Cappato himself demanded to be trialed as soon as possible so that, he said, “this trial is going to be an occasion for us to discuss an unjust law that goes back to fascism”. The beginning of such process led to popular support for legislation on euthanasia.

A couple of months after the start of the trial, the court in Milan asked for the help of the Constitutional Court, so to decide once and for all whether the law that punishes assisting suicide as if it was homicide is constitutional or not.

The court decided in October 2018 that “the current normative setting on the end-of-life leaves without adequate guarantees several situations that constitutionally deserve protection”. The Constitutional Court, respecting its role of arbiter, deferred the matter to Parliament, giving it one year to pass legislation filling the normative void.

After one year, though, nothing had changed, as Parliament was unable to pass a law on the matter.
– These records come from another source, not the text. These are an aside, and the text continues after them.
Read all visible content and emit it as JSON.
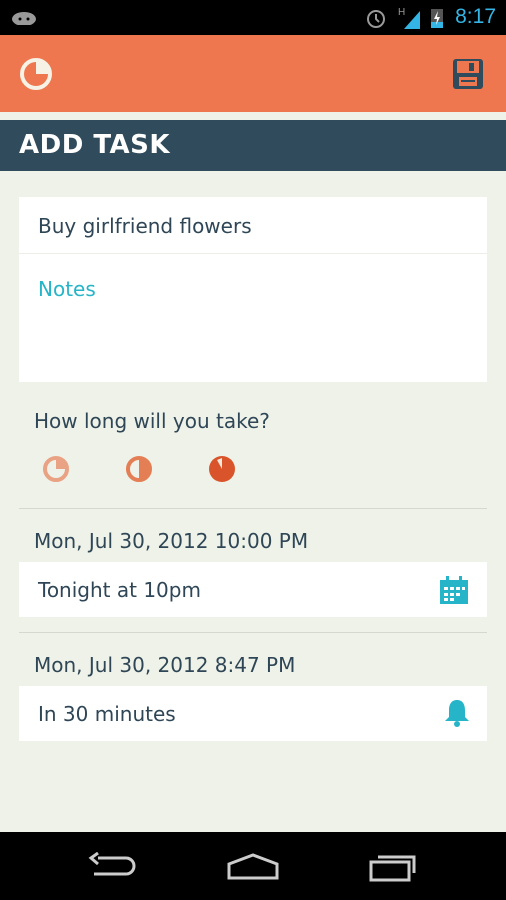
{
  "status_bar": {
    "time": "8:17",
    "icons": [
      "android-debug-icon",
      "alarm-icon",
      "signal-icon",
      "battery-charging-icon"
    ]
  },
  "action_bar": {
    "app_icon": "pie-clock-icon",
    "save_icon": "floppy-disk-icon"
  },
  "page_title": "ADD TASK",
  "task": {
    "title_value": "Buy girlfriend flowers",
    "notes_placeholder": "Notes"
  },
  "duration": {
    "question": "How long will you take?",
    "options": [
      {
        "icon": "quarter-pie-icon",
        "color": "#e9a283"
      },
      {
        "icon": "half-pie-icon",
        "color": "#e47f55"
      },
      {
        "icon": "full-pie-icon",
        "color": "#d9542a"
      }
    ]
  },
  "due": {
    "datetime": "Mon, Jul 30, 2012 10:00 PM",
    "value": "Tonight at 10pm",
    "icon": "calendar-icon"
  },
  "reminder": {
    "datetime": "Mon, Jul 30, 2012 8:47 PM",
    "value": "In 30 minutes",
    "icon": "bell-icon"
  },
  "colors": {
    "accent": "#ee774f",
    "header": "#2f4b5c",
    "teal": "#26b5c8",
    "background": "#eff2e8"
  },
  "nav_bar": {
    "icons": [
      "back-icon",
      "home-icon",
      "recents-icon"
    ]
  }
}
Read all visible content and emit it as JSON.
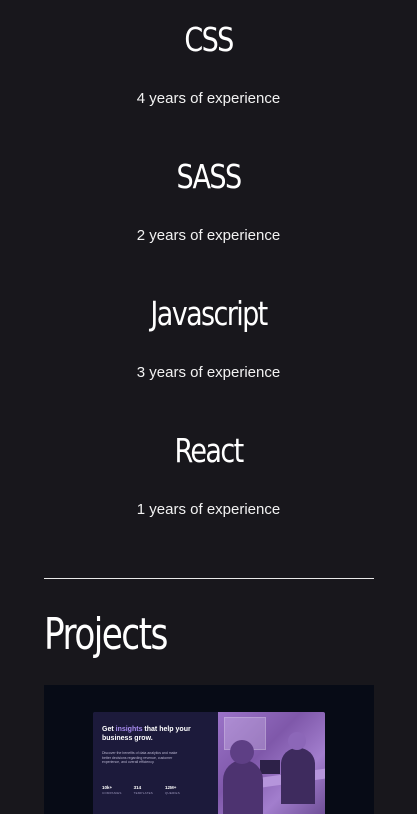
{
  "skills": [
    {
      "name": "CSS",
      "experience": "4 years of experience"
    },
    {
      "name": "SASS",
      "experience": "2 years of experience"
    },
    {
      "name": "Javascript",
      "experience": "3 years of experience"
    },
    {
      "name": "React",
      "experience": "1 years of experience"
    }
  ],
  "projects": {
    "title": "Projects",
    "card": {
      "headline_pre": "Get ",
      "headline_accent": "insights",
      "headline_post": " that help your business grow.",
      "description": "Discover the benefits of data analytics and make better decisions regarding revenue, customer experience, and overall efficiency.",
      "stats": [
        {
          "value": "10k+",
          "label": "COMPANIES"
        },
        {
          "value": "314",
          "label": "TEMPLATES"
        },
        {
          "value": "12M+",
          "label": "QUERIES"
        }
      ]
    }
  },
  "colors": {
    "background": "#18171c",
    "card_background": "#070b16",
    "accent": "#a88cf0"
  }
}
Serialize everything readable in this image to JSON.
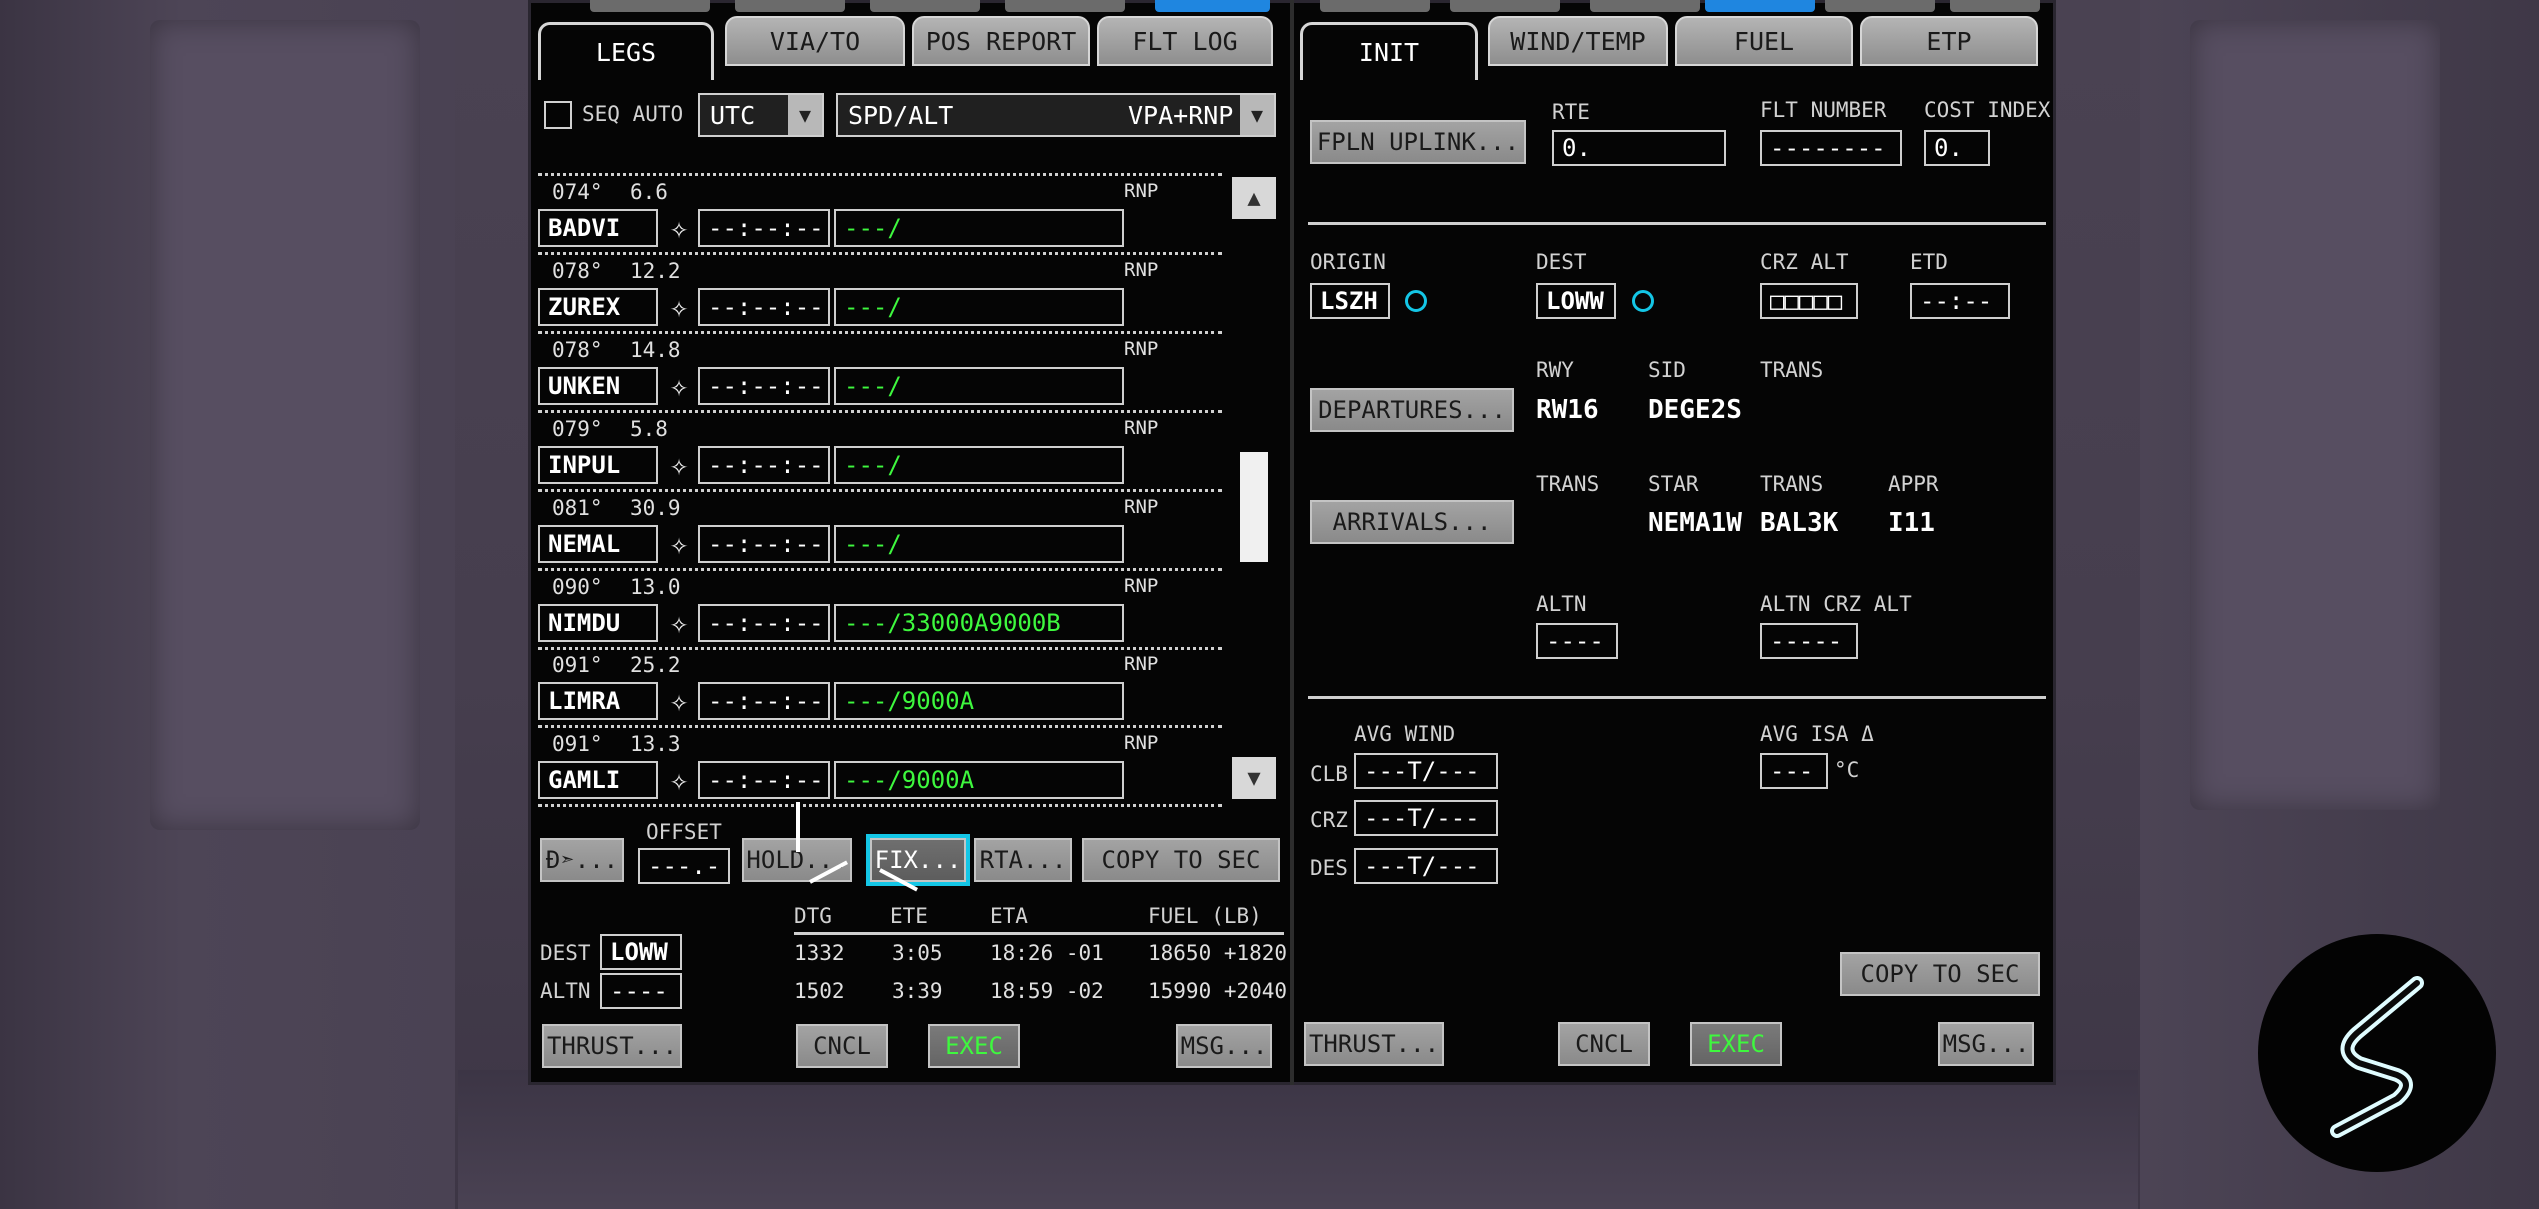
{
  "left": {
    "tabs": [
      "LEGS",
      "VIA/TO",
      "POS REPORT",
      "FLT LOG"
    ],
    "seq_auto_label": "SEQ AUTO",
    "time_select": "UTC",
    "mode_select_left": "SPD/ALT",
    "mode_select_right": "VPA+RNP",
    "legs": [
      {
        "course": "074°",
        "dist": "6.6",
        "rnp": "RNP",
        "fix": "BADVI",
        "time": "--:--:--",
        "constraint": "---/"
      },
      {
        "course": "078°",
        "dist": "12.2",
        "rnp": "RNP",
        "fix": "ZUREX",
        "time": "--:--:--",
        "constraint": "---/"
      },
      {
        "course": "078°",
        "dist": "14.8",
        "rnp": "RNP",
        "fix": "UNKEN",
        "time": "--:--:--",
        "constraint": "---/"
      },
      {
        "course": "079°",
        "dist": "5.8",
        "rnp": "RNP",
        "fix": "INPUL",
        "time": "--:--:--",
        "constraint": "---/"
      },
      {
        "course": "081°",
        "dist": "30.9",
        "rnp": "RNP",
        "fix": "NEMAL",
        "time": "--:--:--",
        "constraint": "---/"
      },
      {
        "course": "090°",
        "dist": "13.0",
        "rnp": "RNP",
        "fix": "NIMDU",
        "time": "--:--:--",
        "constraint": "---/33000A9000B"
      },
      {
        "course": "091°",
        "dist": "25.2",
        "rnp": "RNP",
        "fix": "LIMRA",
        "time": "--:--:--",
        "constraint": "---/9000A"
      },
      {
        "course": "091°",
        "dist": "13.3",
        "rnp": "RNP",
        "fix": "GAMLI",
        "time": "--:--:--",
        "constraint": "---/9000A"
      }
    ],
    "scroll_up": "▲",
    "scroll_down": "▼",
    "direct_btn": "Ð➣...",
    "offset_label": "OFFSET",
    "offset_value": "---.-",
    "hold_btn": "HOLD...",
    "fix_btn": "FIX...",
    "rta_btn": "RTA...",
    "copy_btn": "COPY TO SEC",
    "prog_headers": {
      "dtg": "DTG",
      "ete": "ETE",
      "eta": "ETA",
      "fuel": "FUEL (LB)"
    },
    "dest": {
      "label": "DEST",
      "value": "LOWW",
      "dtg": "1332",
      "ete": "3:05",
      "eta": "18:26 -01",
      "fuel": "18650 +1820"
    },
    "altn": {
      "label": "ALTN",
      "value": "----",
      "dtg": "1502",
      "ete": "3:39",
      "eta": "18:59 -02",
      "fuel": "15990 +2040"
    },
    "bottom": {
      "thrust": "THRUST...",
      "cncl": "CNCL",
      "exec": "EXEC",
      "msg": "MSG..."
    }
  },
  "right": {
    "tabs": [
      "INIT",
      "WIND/TEMP",
      "FUEL",
      "ETP"
    ],
    "fpln_uplink": "FPLN UPLINK...",
    "rte_label": "RTE",
    "rte_value": "0.",
    "flt_number_label": "FLT NUMBER",
    "flt_number_value": "--------",
    "cost_index_label": "COST INDEX",
    "cost_index_value": "0.",
    "origin_label": "ORIGIN",
    "origin_value": "LSZH",
    "dest_label": "DEST",
    "dest_value": "LOWW",
    "crz_alt_label": "CRZ ALT",
    "crz_alt_value": "□□□□□",
    "etd_label": "ETD",
    "etd_value": "--:--",
    "departures_btn": "DEPARTURES...",
    "rwy_label": "RWY",
    "rwy_value": "RW16",
    "sid_label": "SID",
    "sid_value": "DEGE2S",
    "trans_label": "TRANS",
    "arrivals_btn": "ARRIVALS...",
    "trans2_label": "TRANS",
    "star_label": "STAR",
    "star_value": "NEMA1W",
    "trans3_label": "TRANS",
    "trans3_value": "BAL3K",
    "appr_label": "APPR",
    "appr_value": "I11",
    "altn_label": "ALTN",
    "altn_value": "----",
    "altn_crz_alt_label": "ALTN CRZ ALT",
    "altn_crz_alt_value": "-----",
    "avg_wind_label": "AVG WIND",
    "avg_isa_label": "AVG ISA Δ",
    "avg_isa_value": "---",
    "avg_isa_unit": "°C",
    "winds": [
      {
        "phase": "CLB",
        "value": "---T/---"
      },
      {
        "phase": "CRZ",
        "value": "---T/---"
      },
      {
        "phase": "DES",
        "value": "---T/---"
      }
    ],
    "copy_btn": "COPY TO SEC",
    "bottom": {
      "thrust": "THRUST...",
      "cncl": "CNCL",
      "exec": "EXEC",
      "msg": "MSG..."
    }
  },
  "colors": {
    "accent": "#14c6e6",
    "green": "#3ef83e",
    "active_tab": "#1f86e0"
  }
}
At that point, the Constitutional Court stroke the existing law as unconstitutional. Marco Cappato was freed of all charges. However, this event also marked the halting of this battle of civility: paradoxically, once the trial was over, the lights on the scene went off and people quietly started to forget it. The pandemic did the rest.

And so, what now? [5]

In Italy alone there are about 3.1 million disabled people, 250 000 of which are terminally sick people and 70 000 suffering of lesions to the spinal cord (as the paraplegy that affected DJ Fabo). These people suffer every day and must go through atrocious pain of the kind that is difficult to imagine for those that are not sick.

Some of the fiercest opposers of the law fear that it would allow virtually anyone to go to a hospital and ask to end its own life. This can be avoided by means of the institution of specific paths for the sick people that want to go on such a decision, as the cases of New Zealand and Spain have shown.

Indeed, this is not just an Italian story. This is a change in the attitude of people that is happening in most countries in the world. And so, it is time that the legislation is set up, that the people start discussing on it, that this basic human right for the most vulnerable people in our society is guaranteed.

Related:  La strage di Via dei Georgofili nel quadro degli attentati del ‘92- ‘93

Comment of the editor. The article details well the situation with regards to euthanasia in some chosen countries. Given that you are making a point at the end (euthanasia is a “battle of civility” and we should encourage its recognition worldwide), you may anticipate it in the first paragraph.

[1] A summary of the story of DJ Fabo can be read at https://tg24.sky.it/cronaca/approfondimenti/dj-fabo-storia

[2] https://www.coe.int/en/web/compass/the-evolution-of-human-rights

[3] The account on the Spanish facts comes from https://english.elpais.com/elpais/2019/07/12/inenglish/1562916602_700890.html and https://english.elpais.com/society/2021-03-18/spain-approves-euthanasia-law-becoming-the-fifth-country-in-the-world-to-regulate-the-practice.html

[4] The account of New Zealand experience comes from: https://www.bbc.com/news/world-asia-54728717

[5] Data drawn from ISTAT, https://www.lenius.it/disabilita-in-italia/?gclid=CjwKCAjwjuqDBhAGEiwAdX2cj2GE0TpJ_DC7WlI0UYOpAfjdMSHnPyQkPFLZheJ30g3lOj-Qh_mOPBoCPJMQAvD_BwE and https://www.superabile.it/cs/superabile/malati-terminali-in-italia-sono-250-mila.html#:~:text=Malati%20terminali%2C%20in%20Italia%20sono%20250%20mila,-In%20Dettaglio

Author profile

Just an ordinary girl who got her University wrong and should have studied literature instead. Originally from Bari (Italy), I am now a first-year BIG student. I am incredibly passionate in politics, philosophy, literature, economics but it would be more correct to say that I mostly die of curiosity for everything that happens around me: my challenge is to try to put all the emotions the world  unleashes in me into words.   

Leave a Reply

Your email address will not be published. Required fields are marked *

%d bloggers like this: